Cold weather pet safety tips
We want to make sure you start 2020 off on the right foot – or should we say, paw? Here are some cold weather pet safety tips to help you see when your dog is too cold, signs of hypothermia, requirements for dogs outside, and when an animal is in distress.
Signs that can indicate your dog is too cold
- Shaking or shivering
- Hunched posture with a tucked tail
- Whining or barking
- Change in behaviour, like seeming anxious or uncomfortable
- Reluctance to keep walking or tries to turn around
- Seeks places for shelter
- Lifts paw off the ground
Signs of hypothermia
If you suspect your dog is displaying signs of hypothermia, wrap your dog in a blanket or coat, seek a warm shelter, and contact your vet immediately. Signs to watch for include the following:
- Muscle stiffness
- Slow, shallow breathing
- Lack of mental alertness
- Fixed and dilated pupils
- Stupor-like state
- Loss of consciousness
Though it’s important to pay attention to these things, you shouldn’t wait to see the first signs of discomfort to call your walk quits. If you think it’s too cold for you, then it’s too cold for your dog.
While maintaining your dog’s exercise requirements during the winter is important, when conditions are especially cold, it’s a good idea to cut your walk short and supplement your pet’s exercise with some indoor activities for dogs.
When the temperature drops below freezing, pets should not be left outside for extended periods. Cats, short-coated dogs and puppies are particularly vulnerable in cold temperatures. Keep cats indoors and protect your dogs from frostbite or hypothermia by taking them outside for short periods during cold weather.
Consider slipping your short-coated dog or puppy into a comfortable dog sweater or coat as an extra layer of warmth. Never shave your dog down to the skin in winter, as a longer coat will provide more warmth. As well, when bathing your dog during winter months, ensure he is completely dry before taking him outside.
Take pet precautions
Use a damp towel to wipe your pet’s paws and underside after being outside. Salt and other chemicals used to melt snow and ice on roads and sidewalks can irritate and burn your pet’s sensitive paws – and can cause injury if ingested. Also, remove ice balls by placing your pet’s feet in warm (not hot) water before drying them off with a towel. Consider using “booties” to protect your pet’s paws.
Don’t let your dog off leash on ice or snow, especially during a snowstorm, as dogs can lose their scent and easily become lost.
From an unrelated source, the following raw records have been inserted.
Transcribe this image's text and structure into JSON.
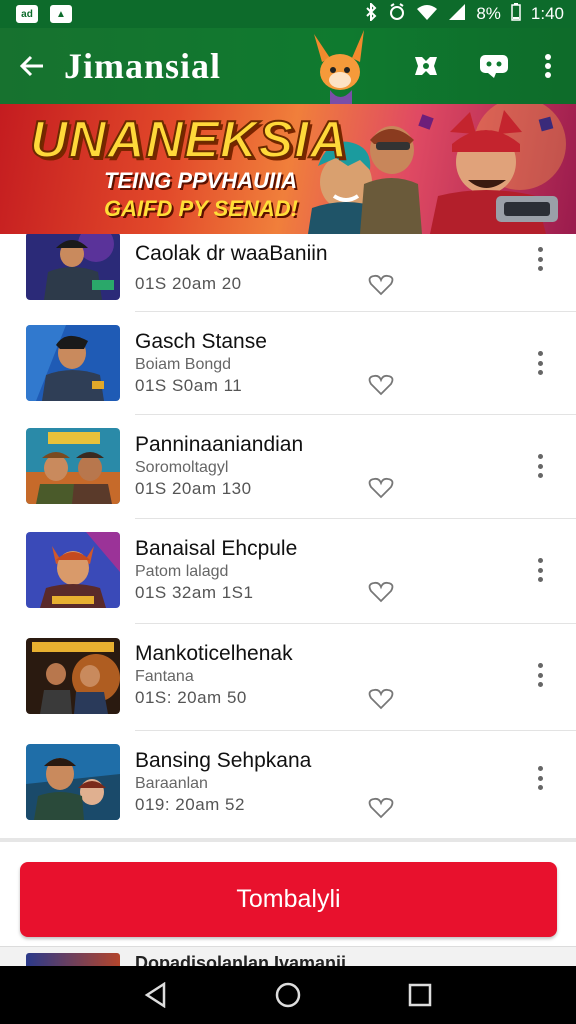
{
  "status_bar": {
    "left_icons": [
      "notification-app-icon",
      "notification-app-icon"
    ],
    "right_icons": [
      "bluetooth-icon",
      "alarm-icon",
      "wifi-icon",
      "signal-icon",
      "battery-icon"
    ],
    "battery": "8%",
    "time": "1:40"
  },
  "app_bar": {
    "title": "Jimansial",
    "back_icon": "arrow-left-icon",
    "actions": [
      "cast-icon",
      "chat-icon",
      "more-vertical-icon"
    ]
  },
  "banner": {
    "title": "UNANEKSIA",
    "line1": "TEING PPVHAUIIA",
    "line2": "GAIFD PY SENAD!"
  },
  "list": {
    "items": [
      {
        "title": "Caolak dr waaBaniin",
        "subtitle": "",
        "meta": "01S 20am 20"
      },
      {
        "title": "Gasch Stanse",
        "subtitle": "Boiam Bongd",
        "meta": "01S S0am 11"
      },
      {
        "title": "Panninaaniandian",
        "subtitle": "Soromoltagyl",
        "meta": "01S 20am 130"
      },
      {
        "title": "Banaisal Ehcpule",
        "subtitle": "Patom lalagd",
        "meta": "01S 32am 1S1"
      },
      {
        "title": "Mankoticelhenak",
        "subtitle": "Fantana",
        "meta": "01S: 20am 50"
      },
      {
        "title": "Bansing Sehpkana",
        "subtitle": "Baraanlan",
        "meta": "019: 20am 52"
      }
    ],
    "peek_title": "Dopadisolanlan Ivamanii"
  },
  "cta": {
    "label": "Tombalyli"
  },
  "colors": {
    "primary_green": "#0f7a2f",
    "cta_red": "#e8112d"
  }
}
Ensure your pet always has a warm place to sleep away from drafts and off the floor. A thick cozy dog or cat bed with a blanket or pillow is great.
Thank you for looking after these animals
Thank you for looking after these animals — I would love to have them all in my house!